Christopher Cox, who was promoted to editor in chief of Harper’s just three months ago, has been abruptly fired by the publisher and president, John R. MacArthur, seemingly over Cox’s support of a plan to redesign the magazine’s cover. The rest of the staff reportedly opposed the firing of Cox, who has done great work in his several years at the magazine. Roger D. Hodge, a previous editor of Harper’s who was fired in 2010 after a four-year tenure, told the New York Times that he too had had conflict with MacArthur over editorial matters, and that he warned Cox when he took the job “that he should expect to get fired eventually, but that he would probably have a few good years.”
In the Guardian, Pankaj Mishra has a biting account of the situation for writers in Narendra Modi’s India, where the novelist Arundhati Roy is now facing trial for “contempt of court.” Mishra vividly describes the ways in which “the suppression of artists and intellectuals in a formal democracy such as India manifests itself in many interlocking patterns.”
The Awl reports rumors that Gawker’s editorial union will be staging a two-hour walk-out one day next week in protest at the management’s refusal to offer cost-of-living salary increases. All the Gawker sites are expected to go dark during the staffers’ absence.
The Atlantic won Magazine of the Year at the Ellies on Monday night, and Kathryn Schulz, a poet of the present and future tenses, took the prize for feature writing for her truly frightening New Yorker piece, “The Really Big One.”
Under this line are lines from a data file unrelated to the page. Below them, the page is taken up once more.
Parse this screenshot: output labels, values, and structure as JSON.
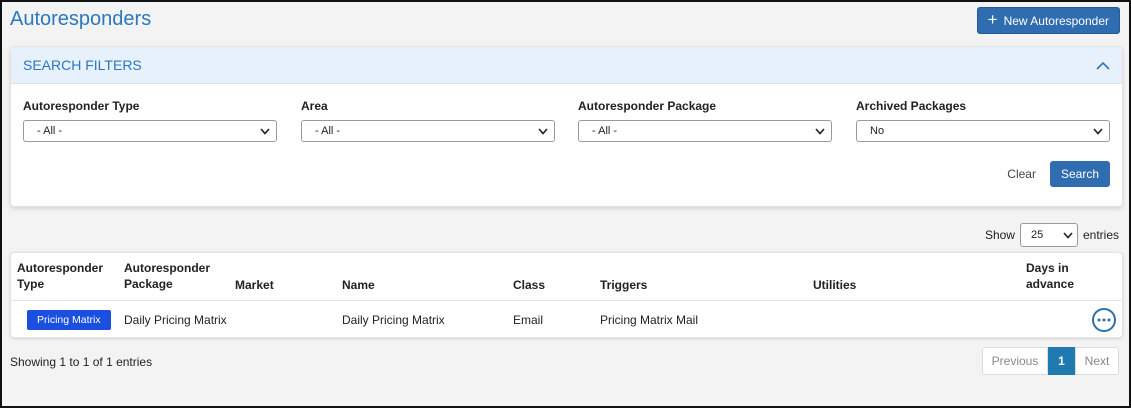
{
  "header": {
    "title": "Autoresponders",
    "new_button": "New Autoresponder"
  },
  "filters": {
    "title": "SEARCH FILTERS",
    "fields": [
      {
        "label": "Autoresponder Type",
        "value": "- All -"
      },
      {
        "label": "Area",
        "value": "- All -"
      },
      {
        "label": "Autoresponder Package",
        "value": "- All -"
      },
      {
        "label": "Archived Packages",
        "value": "No"
      }
    ],
    "clear_label": "Clear",
    "search_label": "Search"
  },
  "length": {
    "show": "Show",
    "value": "25",
    "entries": "entries"
  },
  "table": {
    "columns": [
      "Autoresponder Type",
      "Autoresponder Package",
      "Market",
      "Name",
      "Class",
      "Triggers",
      "Utilities",
      "Days in advance"
    ],
    "rows": [
      {
        "type": "Pricing Matrix",
        "package": "Daily Pricing Matrix",
        "market": "",
        "name": "Daily Pricing Matrix",
        "class": "Email",
        "triggers": "Pricing Matrix Mail",
        "utilities": "",
        "days": ""
      }
    ]
  },
  "footer": {
    "showing": "Showing 1 to 1 of 1 entries",
    "previous": "Previous",
    "current_page": "1",
    "next": "Next"
  },
  "colors": {
    "accent": "#2f6cb0",
    "title": "#2b77c0",
    "badge": "#1a4fe0",
    "page_current": "#1f7ab0"
  },
  "icons": {
    "new": "plus-icon",
    "collapse": "chevron-up-icon",
    "select": "chevron-down-icon",
    "row_menu": "more-horizontal-icon"
  }
}
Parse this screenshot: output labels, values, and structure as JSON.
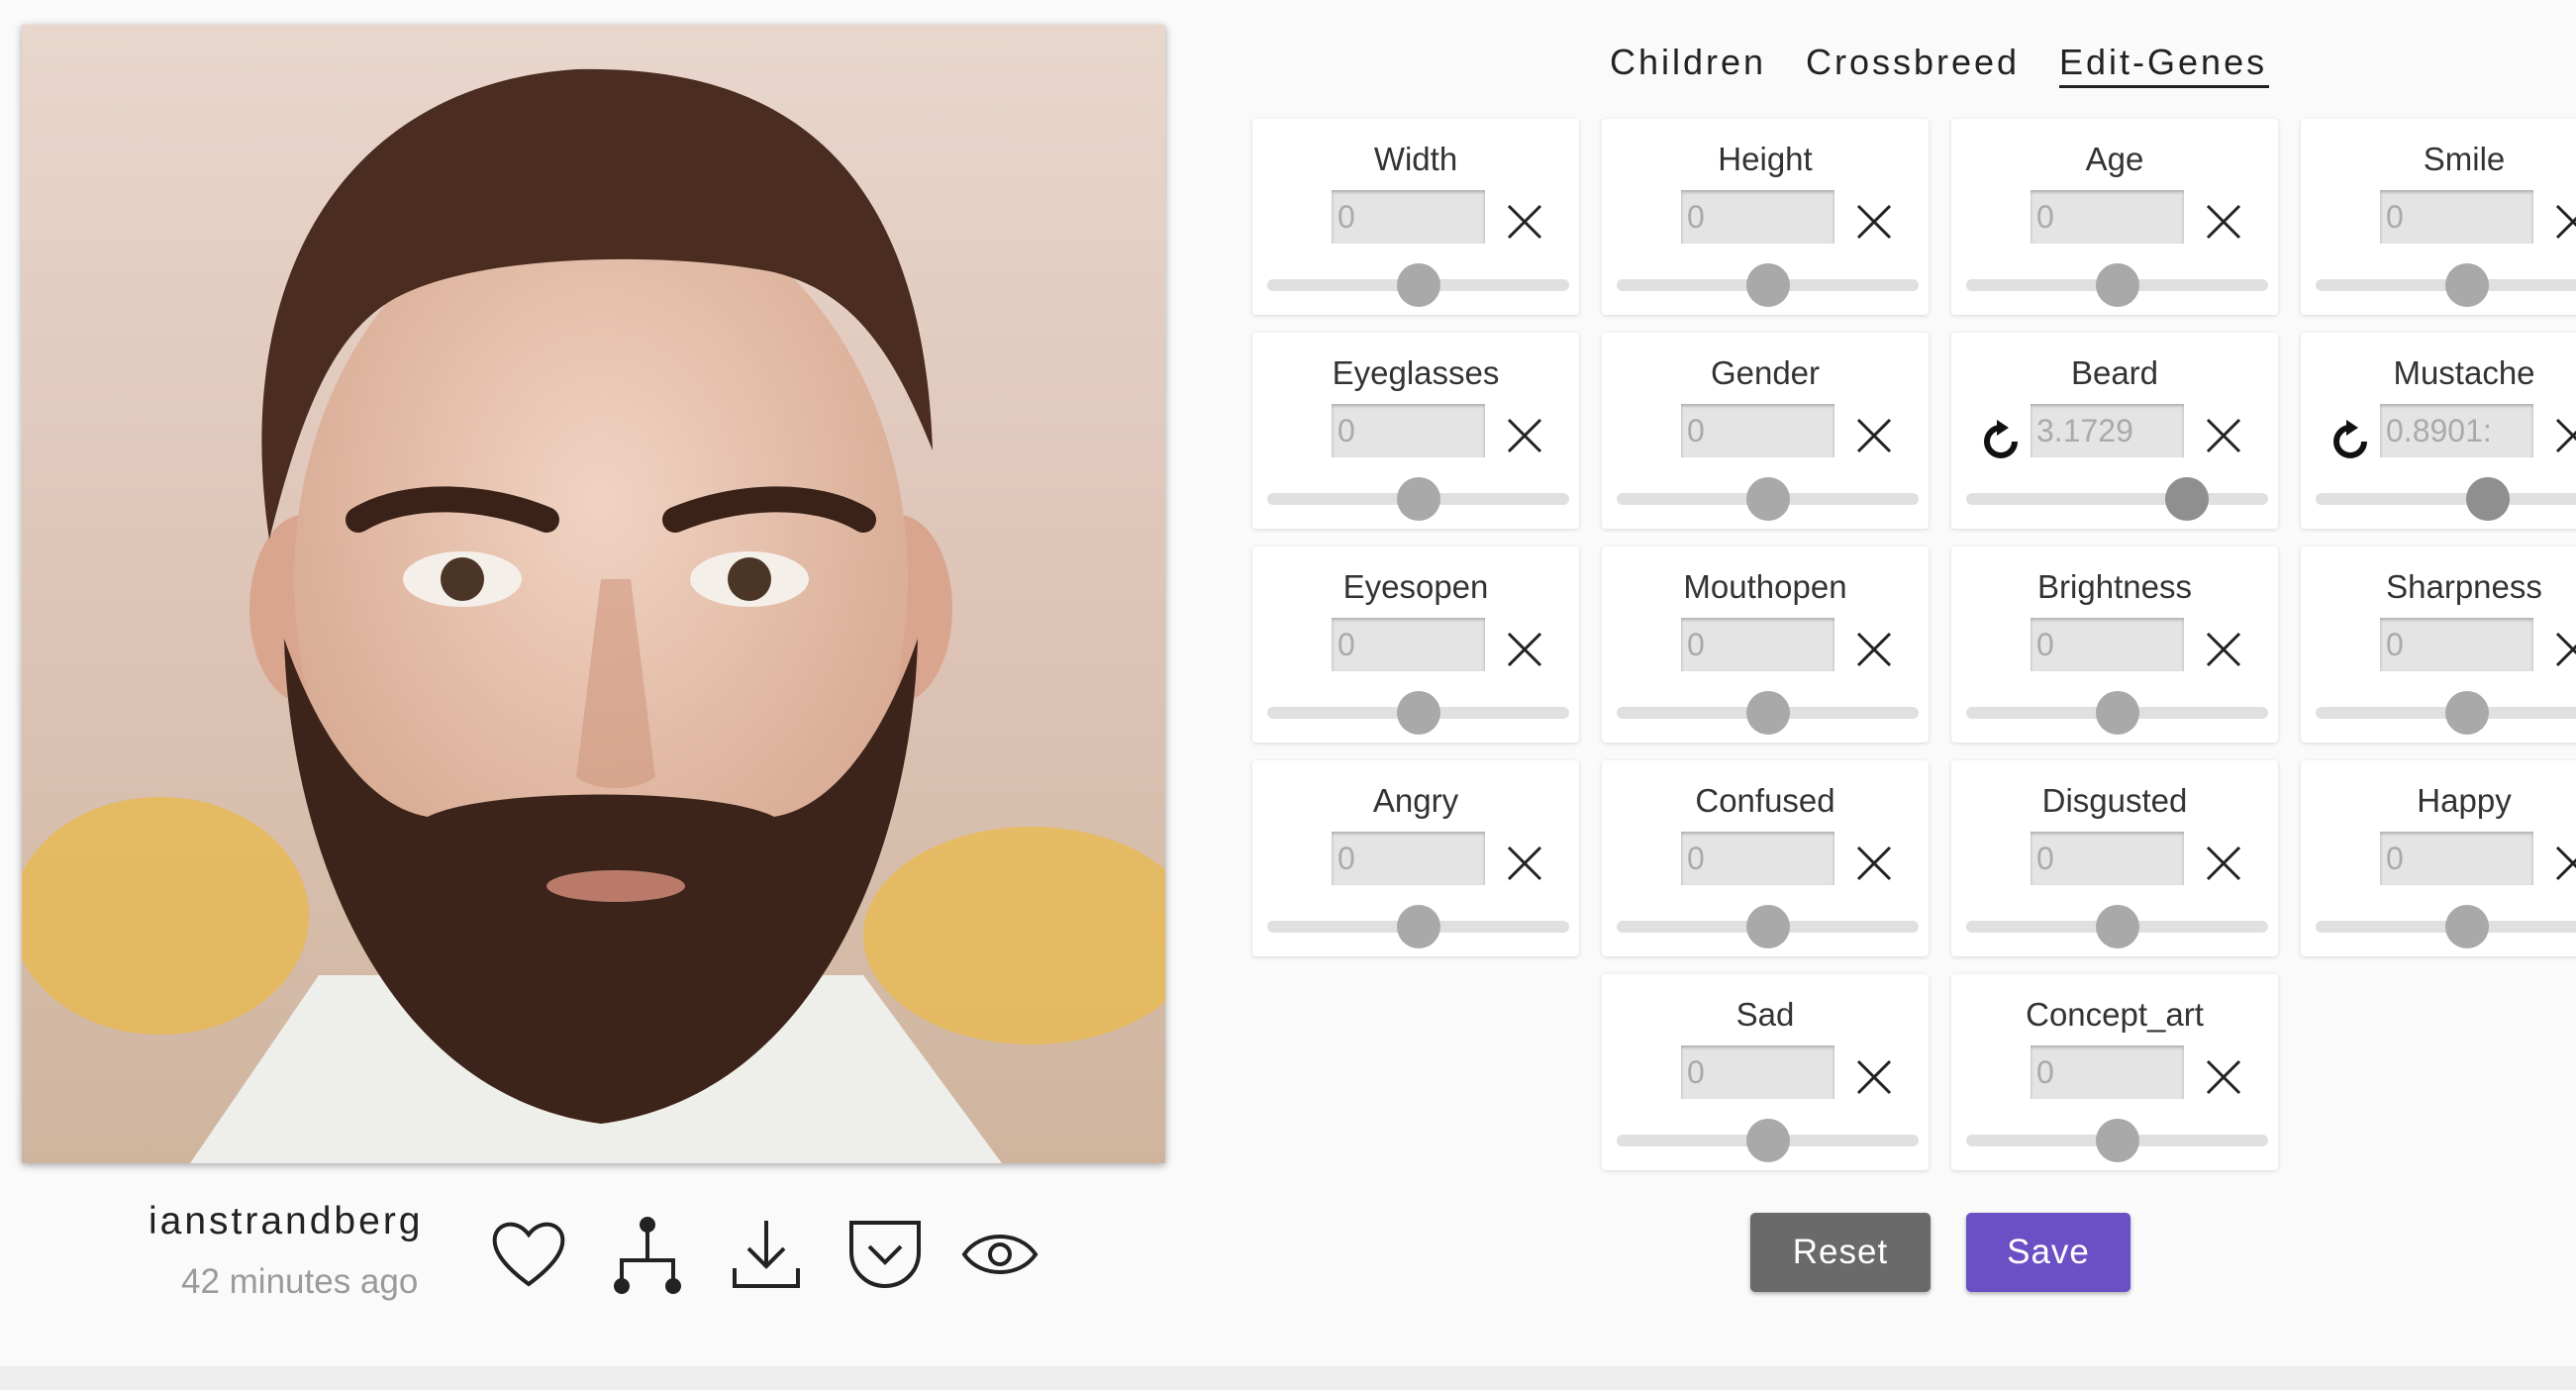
{
  "colors": {
    "accent": "#6b4fc4",
    "reset_button": "#6a6a6a",
    "slider_thumb": "#a9a9a9",
    "background": "#fafafa"
  },
  "post": {
    "username": "ianstrandberg",
    "time_ago": "42 minutes ago",
    "actions": [
      "heart-icon",
      "family-tree-icon",
      "download-icon",
      "pocket-save-icon",
      "eye-icon"
    ]
  },
  "tabs": [
    {
      "label": "Children",
      "active": false
    },
    {
      "label": "Crossbreed",
      "active": false
    },
    {
      "label": "Edit-Genes",
      "active": true
    }
  ],
  "genes": [
    {
      "label": "Width",
      "value": "0",
      "slider": 0.5,
      "modified": false
    },
    {
      "label": "Height",
      "value": "0",
      "slider": 0.5,
      "modified": false
    },
    {
      "label": "Age",
      "value": "0",
      "slider": 0.5,
      "modified": false
    },
    {
      "label": "Smile",
      "value": "0",
      "slider": 0.5,
      "modified": false
    },
    {
      "label": "Eyeglasses",
      "value": "0",
      "slider": 0.5,
      "modified": false
    },
    {
      "label": "Gender",
      "value": "0",
      "slider": 0.5,
      "modified": false
    },
    {
      "label": "Beard",
      "value": "3.1729",
      "slider": 0.73,
      "modified": true
    },
    {
      "label": "Mustache",
      "value": "0.8901:",
      "slider": 0.57,
      "modified": true
    },
    {
      "label": "Eyesopen",
      "value": "0",
      "slider": 0.5,
      "modified": false
    },
    {
      "label": "Mouthopen",
      "value": "0",
      "slider": 0.5,
      "modified": false
    },
    {
      "label": "Brightness",
      "value": "0",
      "slider": 0.5,
      "modified": false
    },
    {
      "label": "Sharpness",
      "value": "0",
      "slider": 0.5,
      "modified": false
    },
    {
      "label": "Angry",
      "value": "0",
      "slider": 0.5,
      "modified": false
    },
    {
      "label": "Confused",
      "value": "0",
      "slider": 0.5,
      "modified": false
    },
    {
      "label": "Disgusted",
      "value": "0",
      "slider": 0.5,
      "modified": false
    },
    {
      "label": "Happy",
      "value": "0",
      "slider": 0.5,
      "modified": false
    },
    {
      "label": "Sad",
      "value": "0",
      "slider": 0.5,
      "modified": false
    },
    {
      "label": "Concept_art",
      "value": "0",
      "slider": 0.5,
      "modified": false
    }
  ],
  "buttons": {
    "reset": "Reset",
    "save": "Save"
  }
}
Ten thousand copies of a very real-looking parody supplement to the New York Times were handed out to New York commuters yesterday (including outside the Times building itself). It critiques the Times’s Israel/Palestine coverage and announces a “new editorial policy.”